Tulip was a sweet 2-year-old boxer that had an awful life before she was rescued by ABR and she had the scars to prove it. She had old wounds all over her head and legs that were consistent with a dog that had been in many fights. In addition to that, she had a long scar that went from her neck and followed her spine all the way down her back. Because of her condition, we suspected she would be dog-aggressive, but she turned out to be quite the opposite. Upon meeting her first canine friends in rescue she was very fearful and cowarded away from them. When they attempted to play with her, she would find the farthest corner from other dogs and go curl up in it in terror. It was a slow progression, but she did come out of her shell a tiny bit to interact with the other dogs before she became ill. Her disease manifested as kennel cough, so we believed that was the only thing wrong with her at that time. One week into the suspected kennel cough she started to take a downhill plummet. She quit eating an drinking, because lethargic, and continued to cough constantly. She had been on antibiotics for a week and her foster mom increased her antibiotics 3-fold and began giving her fluids under her skin to keep her hydrated. Three days after her plummet, she was found deceased in her foster mom’s bedroom. Her foster mom was heartsick and distraught, but with her extensive knowledge of kennel cough, she knew this was something of a much greater caliber. Tulip’s little body was sent to have an autopsy to determine what the actual cause was of all her suffering. In the end it turned out to be extreme case of heartworms. Ironically, it wasn’t the worms in her heart that had caused the most damage. Her heartworms reproduce their babies, called microfilaria, and were found swimming around in the bloodstream. Poor little Tulip was infested with so many microfilaria, they were literally causing liver and lung damage in her body. Tulip spent a whopping 3 weeks in rescue before she passed away. With the vast number of microfilaria residing in her bloodstream, she was doomed before she ever made it to rescue. Even with heartworm treatment, she would have suffered the same fate. Please let Tulip’s life and death be a lesson to all about the harsh and sometimes lethal effects of heartworm disease on dogs.

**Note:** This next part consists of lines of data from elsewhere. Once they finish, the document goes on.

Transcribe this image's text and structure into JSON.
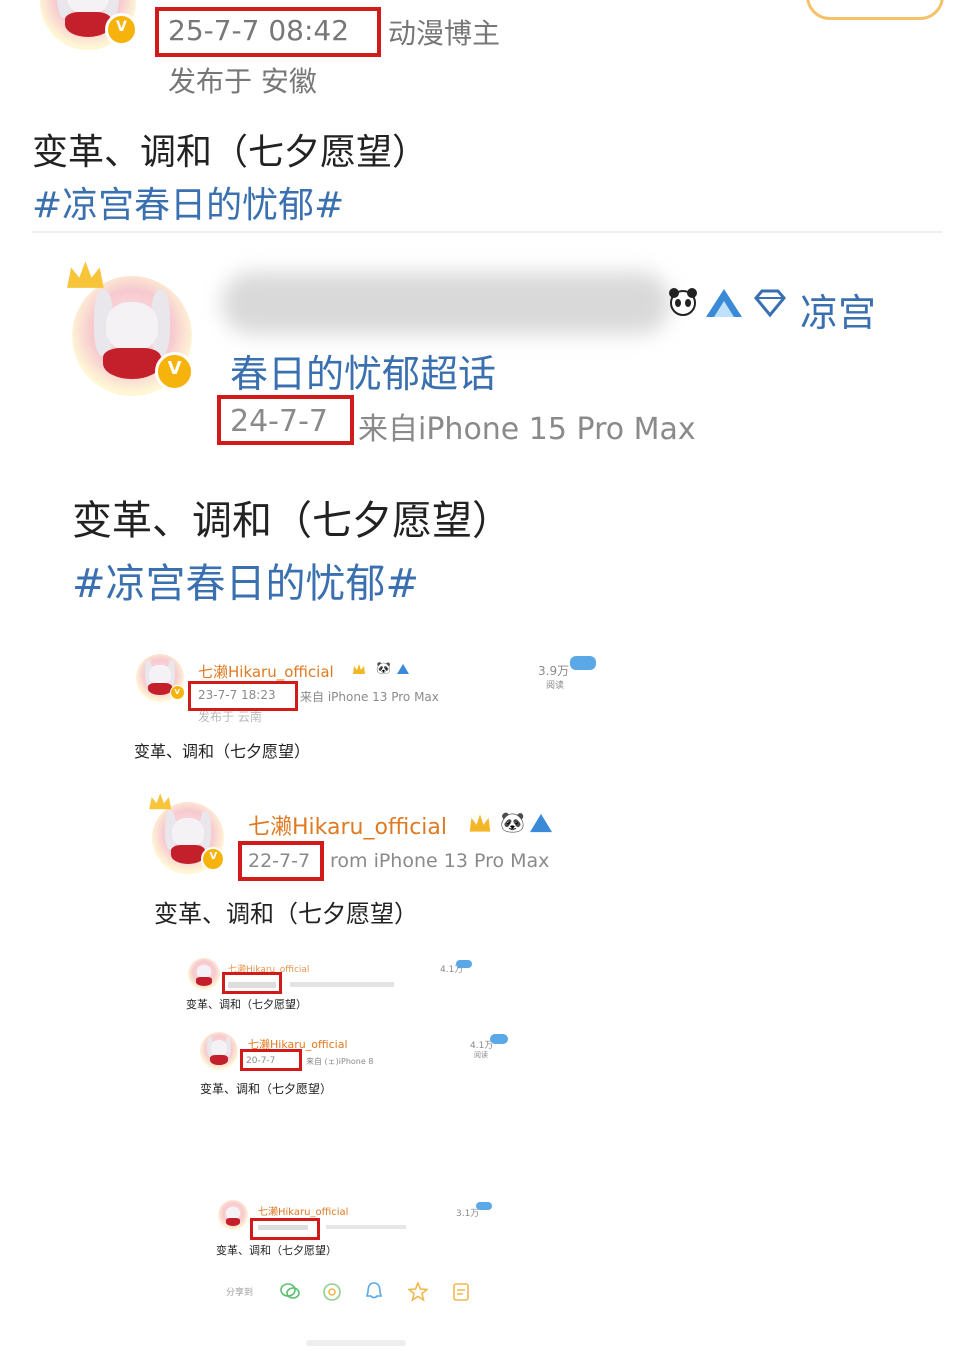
{
  "post1": {
    "date": "25-7-7 08:42",
    "badge": "动漫博主",
    "location": "发布于 安徽",
    "text": "变革、调和（七夕愿望）",
    "hashtag": "#凉宫春日的忧郁#"
  },
  "post2": {
    "name_suffix": "凉宫",
    "supertopic": "春日的忧郁超话",
    "date": "24-7-7",
    "source": "来自iPhone 15 Pro Max",
    "text": "变革、调和（七夕愿望）",
    "hashtag": "#凉宫春日的忧郁#"
  },
  "post3": {
    "name": "七濑Hikaru_official",
    "date": "23-7-7 18:23",
    "source": "来自 iPhone 13 Pro Max",
    "location": "发布于 云南",
    "views": "3.9万",
    "views_label": "阅读",
    "text": "变革、调和（七夕愿望）"
  },
  "post4": {
    "name": "七濑Hikaru_official",
    "date": "22-7-7",
    "source": "rom iPhone 13 Pro Max",
    "text": "变革、调和（七夕愿望）"
  },
  "post5": {
    "name": "七濑Hikaru_official",
    "views": "4.1万",
    "text": "变革、调和（七夕愿望）"
  },
  "post6": {
    "name": "七濑Hikaru_official",
    "date": "20-7-7",
    "source": "来自 (ェ)iPhone 8",
    "views": "4.1万",
    "views_label": "阅读",
    "text": "变革、调和（七夕愿望）"
  },
  "post7": {
    "name": "七濑Hikaru_official",
    "views": "3.1万",
    "text": "变革、调和（七夕愿望）",
    "share_label": "分享到"
  },
  "colors": {
    "highlight_box": "#d11a1a",
    "topic_blue": "#3a6fb0",
    "verified_gold": "#f6b30c"
  },
  "icons": [
    "panda-icon",
    "shark-icon",
    "diamond-icon",
    "crown-icon",
    "wechat-icon",
    "moments-icon",
    "qq-icon",
    "star-icon",
    "copy-icon"
  ]
}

For more information about heartworms, please visit our FAQ page soon or discuss it with your veterinarian.
August 2, 2015August 2, 2015